= Activity =
Please repeat the listing in its entirety, without any alteration.

= Extracted records =
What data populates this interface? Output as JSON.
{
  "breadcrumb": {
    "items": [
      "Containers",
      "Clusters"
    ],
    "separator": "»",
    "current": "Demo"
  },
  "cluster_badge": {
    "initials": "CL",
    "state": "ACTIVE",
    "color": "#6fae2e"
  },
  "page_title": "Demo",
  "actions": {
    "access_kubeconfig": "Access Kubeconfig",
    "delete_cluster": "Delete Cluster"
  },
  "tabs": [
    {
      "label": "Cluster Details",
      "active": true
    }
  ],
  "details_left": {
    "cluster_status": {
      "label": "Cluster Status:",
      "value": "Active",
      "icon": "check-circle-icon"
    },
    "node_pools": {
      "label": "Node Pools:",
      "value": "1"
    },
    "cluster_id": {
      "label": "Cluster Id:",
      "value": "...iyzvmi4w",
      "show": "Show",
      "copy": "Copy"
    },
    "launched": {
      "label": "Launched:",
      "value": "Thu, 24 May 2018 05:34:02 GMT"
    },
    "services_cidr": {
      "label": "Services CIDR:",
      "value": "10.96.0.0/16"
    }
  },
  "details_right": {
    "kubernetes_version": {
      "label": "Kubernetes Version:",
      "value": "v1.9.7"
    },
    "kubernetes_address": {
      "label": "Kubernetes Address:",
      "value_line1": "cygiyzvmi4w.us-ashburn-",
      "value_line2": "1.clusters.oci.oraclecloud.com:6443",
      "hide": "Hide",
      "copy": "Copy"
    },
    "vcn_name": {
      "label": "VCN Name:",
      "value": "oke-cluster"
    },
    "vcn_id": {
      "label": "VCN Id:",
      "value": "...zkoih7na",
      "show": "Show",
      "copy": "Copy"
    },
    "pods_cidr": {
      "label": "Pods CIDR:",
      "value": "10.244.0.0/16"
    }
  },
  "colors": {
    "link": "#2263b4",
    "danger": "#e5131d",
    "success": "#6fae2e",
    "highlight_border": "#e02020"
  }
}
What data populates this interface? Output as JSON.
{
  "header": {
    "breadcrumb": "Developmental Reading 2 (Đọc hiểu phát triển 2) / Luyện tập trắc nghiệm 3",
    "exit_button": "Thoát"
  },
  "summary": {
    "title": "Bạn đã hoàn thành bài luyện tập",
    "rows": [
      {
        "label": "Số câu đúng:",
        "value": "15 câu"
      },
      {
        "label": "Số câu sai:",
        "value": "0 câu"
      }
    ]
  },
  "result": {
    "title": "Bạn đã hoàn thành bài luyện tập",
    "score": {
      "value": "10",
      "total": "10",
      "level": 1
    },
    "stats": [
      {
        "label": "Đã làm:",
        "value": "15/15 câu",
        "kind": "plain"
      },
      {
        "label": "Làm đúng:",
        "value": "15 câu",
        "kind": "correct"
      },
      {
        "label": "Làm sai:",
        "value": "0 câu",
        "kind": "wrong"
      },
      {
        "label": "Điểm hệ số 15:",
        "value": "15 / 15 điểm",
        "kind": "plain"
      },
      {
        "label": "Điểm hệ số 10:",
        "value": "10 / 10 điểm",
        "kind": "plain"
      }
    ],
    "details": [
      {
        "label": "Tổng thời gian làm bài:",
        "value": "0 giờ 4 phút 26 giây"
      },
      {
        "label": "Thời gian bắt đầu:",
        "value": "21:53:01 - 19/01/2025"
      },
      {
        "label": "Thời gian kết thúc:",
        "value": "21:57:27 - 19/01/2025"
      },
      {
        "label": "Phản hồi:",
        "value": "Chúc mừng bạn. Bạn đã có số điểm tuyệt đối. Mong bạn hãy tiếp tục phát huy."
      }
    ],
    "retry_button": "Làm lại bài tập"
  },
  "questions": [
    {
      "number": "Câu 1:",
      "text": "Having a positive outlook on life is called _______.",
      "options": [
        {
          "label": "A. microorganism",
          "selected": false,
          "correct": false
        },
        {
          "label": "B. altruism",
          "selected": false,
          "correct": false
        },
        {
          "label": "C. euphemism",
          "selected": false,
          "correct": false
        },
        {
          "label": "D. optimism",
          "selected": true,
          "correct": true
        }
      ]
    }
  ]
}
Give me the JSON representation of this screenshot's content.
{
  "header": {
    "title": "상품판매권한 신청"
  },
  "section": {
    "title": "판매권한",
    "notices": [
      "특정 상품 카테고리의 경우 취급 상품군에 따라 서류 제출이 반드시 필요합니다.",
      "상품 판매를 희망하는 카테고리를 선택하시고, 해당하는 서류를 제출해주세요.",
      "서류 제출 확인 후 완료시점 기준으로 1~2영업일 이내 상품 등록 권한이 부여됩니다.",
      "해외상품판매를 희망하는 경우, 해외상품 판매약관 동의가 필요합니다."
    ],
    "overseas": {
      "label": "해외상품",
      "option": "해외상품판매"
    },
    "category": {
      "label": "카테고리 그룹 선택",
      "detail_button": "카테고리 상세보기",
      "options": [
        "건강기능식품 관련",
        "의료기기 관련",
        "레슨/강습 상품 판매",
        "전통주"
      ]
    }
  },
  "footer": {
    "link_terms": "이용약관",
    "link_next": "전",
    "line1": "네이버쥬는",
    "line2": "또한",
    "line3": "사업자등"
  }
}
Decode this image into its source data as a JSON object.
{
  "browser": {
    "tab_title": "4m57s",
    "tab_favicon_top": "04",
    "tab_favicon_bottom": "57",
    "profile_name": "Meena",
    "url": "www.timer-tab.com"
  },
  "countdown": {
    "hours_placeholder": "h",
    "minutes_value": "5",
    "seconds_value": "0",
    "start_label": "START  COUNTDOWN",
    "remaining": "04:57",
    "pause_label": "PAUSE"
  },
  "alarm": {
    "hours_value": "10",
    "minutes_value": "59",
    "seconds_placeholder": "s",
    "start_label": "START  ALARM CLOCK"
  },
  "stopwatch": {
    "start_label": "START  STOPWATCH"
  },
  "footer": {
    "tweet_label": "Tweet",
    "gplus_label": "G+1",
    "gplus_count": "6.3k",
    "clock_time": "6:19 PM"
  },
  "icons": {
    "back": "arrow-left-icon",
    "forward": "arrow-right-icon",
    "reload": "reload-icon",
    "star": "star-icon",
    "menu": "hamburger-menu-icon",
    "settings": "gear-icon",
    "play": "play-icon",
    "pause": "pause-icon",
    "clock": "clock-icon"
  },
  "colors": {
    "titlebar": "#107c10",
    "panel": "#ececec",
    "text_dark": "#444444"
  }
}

= Response to the task =
What data populates this interface? Output as JSON.
{
  "breadcrumb": {
    "items": [
      "Containers",
      "Clusters"
    ],
    "separator": "»",
    "current": "Demo"
  },
  "cluster_badge": {
    "initials": "CL",
    "state": "ACTIVE",
    "color": "#6fae2e"
  },
  "page_title": "Demo",
  "actions": {
    "access_kubeconfig": "Access Kubeconfig",
    "delete_cluster": "Delete Cluster"
  },
  "tabs": [
    {
      "label": "Cluster Details",
      "active": true
    }
  ],
  "details_left": {
    "cluster_status": {
      "label": "Cluster Status:",
      "value": "Active",
      "icon": "check-circle-icon"
    },
    "node_pools": {
      "label": "Node Pools:",
      "value": "1"
    },
    "cluster_id": {
      "label": "Cluster Id:",
      "value": "...iyzvmi4w",
      "show": "Show",
      "copy": "Copy"
    },
    "launched": {
      "label": "Launched:",
      "value": "Thu, 24 May 2018 05:34:02 GMT"
    },
    "services_cidr": {
      "label": "Services CIDR:",
      "value": "10.96.0.0/16"
    }
  },
  "details_right": {
    "kubernetes_version": {
      "label": "Kubernetes Version:",
      "value": "v1.9.7"
    },
    "kubernetes_address": {
      "label": "Kubernetes Address:",
      "value_line1": "cygiyzvmi4w.us-ashburn-",
      "value_line2": "1.clusters.oci.oraclecloud.com:6443",
      "hide": "Hide",
      "copy": "Copy"
    },
    "vcn_name": {
      "label": "VCN Name:",
      "value": "oke-cluster"
    },
    "vcn_id": {
      "label": "VCN Id:",
      "value": "...zkoih7na",
      "show": "Show",
      "copy": "Copy"
    },
    "pods_cidr": {
      "label": "Pods CIDR:",
      "value": "10.244.0.0/16"
    }
  },
  "colors": {
    "link": "#2263b4",
    "danger": "#e5131d",
    "success": "#6fae2e",
    "highlight_border": "#e02020"
  }
}
What data populates this interface? Output as JSON.
{
  "header": {
    "breadcrumb": "Developmental Reading 2 (Đọc hiểu phát triển 2) / Luyện tập trắc nghiệm 3",
    "exit_button": "Thoát"
  },
  "summary": {
    "title": "Bạn đã hoàn thành bài luyện tập",
    "rows": [
      {
        "label": "Số câu đúng:",
        "value": "15 câu"
      },
      {
        "label": "Số câu sai:",
        "value": "0 câu"
      }
    ]
  },
  "result": {
    "title": "Bạn đã hoàn thành bài luyện tập",
    "score": {
      "value": "10",
      "total": "10",
      "level": 1
    },
    "stats": [
      {
        "label": "Đã làm:",
        "value": "15/15 câu",
        "kind": "plain"
      },
      {
        "label": "Làm đúng:",
        "value": "15 câu",
        "kind": "correct"
      },
      {
        "label": "Làm sai:",
        "value": "0 câu",
        "kind": "wrong"
      },
      {
        "label": "Điểm hệ số 15:",
        "value": "15 / 15 điểm",
        "kind": "plain"
      },
      {
        "label": "Điểm hệ số 10:",
        "value": "10 / 10 điểm",
        "kind": "plain"
      }
    ],
    "details": [
      {
        "label": "Tổng thời gian làm bài:",
        "value": "0 giờ 4 phút 26 giây"
      },
      {
        "label": "Thời gian bắt đầu:",
        "value": "21:53:01 - 19/01/2025"
      },
      {
        "label": "Thời gian kết thúc:",
        "value": "21:57:27 - 19/01/2025"
      },
      {
        "label": "Phản hồi:",
        "value": "Chúc mừng bạn. Bạn đã có số điểm tuyệt đối. Mong bạn hãy tiếp tục phát huy."
      }
    ],
    "retry_button": "Làm lại bài tập"
  },
  "questions": [
    {
      "number": "Câu 1:",
      "text": "Having a positive outlook on life is called _______.",
      "options": [
        {
          "label": "A. microorganism",
          "selected": false,
          "correct": false
        },
        {
          "label": "B. altruism",
          "selected": false,
          "correct": false
        },
        {
          "label": "C. euphemism",
          "selected": false,
          "correct": false
        },
        {
          "label": "D. optimism",
          "selected": true,
          "correct": true
        }
      ]
    }
  ]
}
Give me the JSON representation of this screenshot's content.
{
  "header": {
    "title": "상품판매권한 신청"
  },
  "section": {
    "title": "판매권한",
    "notices": [
      "특정 상품 카테고리의 경우 취급 상품군에 따라 서류 제출이 반드시 필요합니다.",
      "상품 판매를 희망하는 카테고리를 선택하시고, 해당하는 서류를 제출해주세요.",
      "서류 제출 확인 후 완료시점 기준으로 1~2영업일 이내 상품 등록 권한이 부여됩니다.",
      "해외상품판매를 희망하는 경우, 해외상품 판매약관 동의가 필요합니다."
    ],
    "overseas": {
      "label": "해외상품",
      "option": "해외상품판매"
    },
    "category": {
      "label": "카테고리 그룹 선택",
      "detail_button": "카테고리 상세보기",
      "options": [
        "건강기능식품 관련",
        "의료기기 관련",
        "레슨/강습 상품 판매",
        "전통주"
      ]
    }
  },
  "footer": {
    "link_terms": "이용약관",
    "link_next": "전",
    "line1": "네이버쥬는",
    "line2": "또한",
    "line3": "사업자등"
  }
}
Decode this image into its source data as a JSON object.
{
  "browser": {
    "tab_title": "4m57s",
    "tab_favicon_top": "04",
    "tab_favicon_bottom": "57",
    "profile_name": "Meena",
    "url": "www.timer-tab.com"
  },
  "countdown": {
    "hours_placeholder": "h",
    "minutes_value": "5",
    "seconds_value": "0",
    "start_label": "START  COUNTDOWN",
    "remaining": "04:57",
    "pause_label": "PAUSE"
  },
  "alarm": {
    "hours_value": "10",
    "minutes_value": "59",
    "seconds_placeholder": "s",
    "start_label": "START  ALARM CLOCK"
  },
  "stopwatch": {
    "start_label": "START  STOPWATCH"
  },
  "footer": {
    "tweet_label": "Tweet",
    "gplus_label": "G+1",
    "gplus_count": "6.3k",
    "clock_time": "6:19 PM"
  },
  "icons": {
    "back": "arrow-left-icon",
    "forward": "arrow-right-icon",
    "reload": "reload-icon",
    "star": "star-icon",
    "menu": "hamburger-menu-icon",
    "settings": "gear-icon",
    "play": "play-icon",
    "pause": "pause-icon",
    "clock": "clock-icon"
  },
  "colors": {
    "titlebar": "#107c10",
    "panel": "#ececec",
    "text_dark": "#444444"
  }
}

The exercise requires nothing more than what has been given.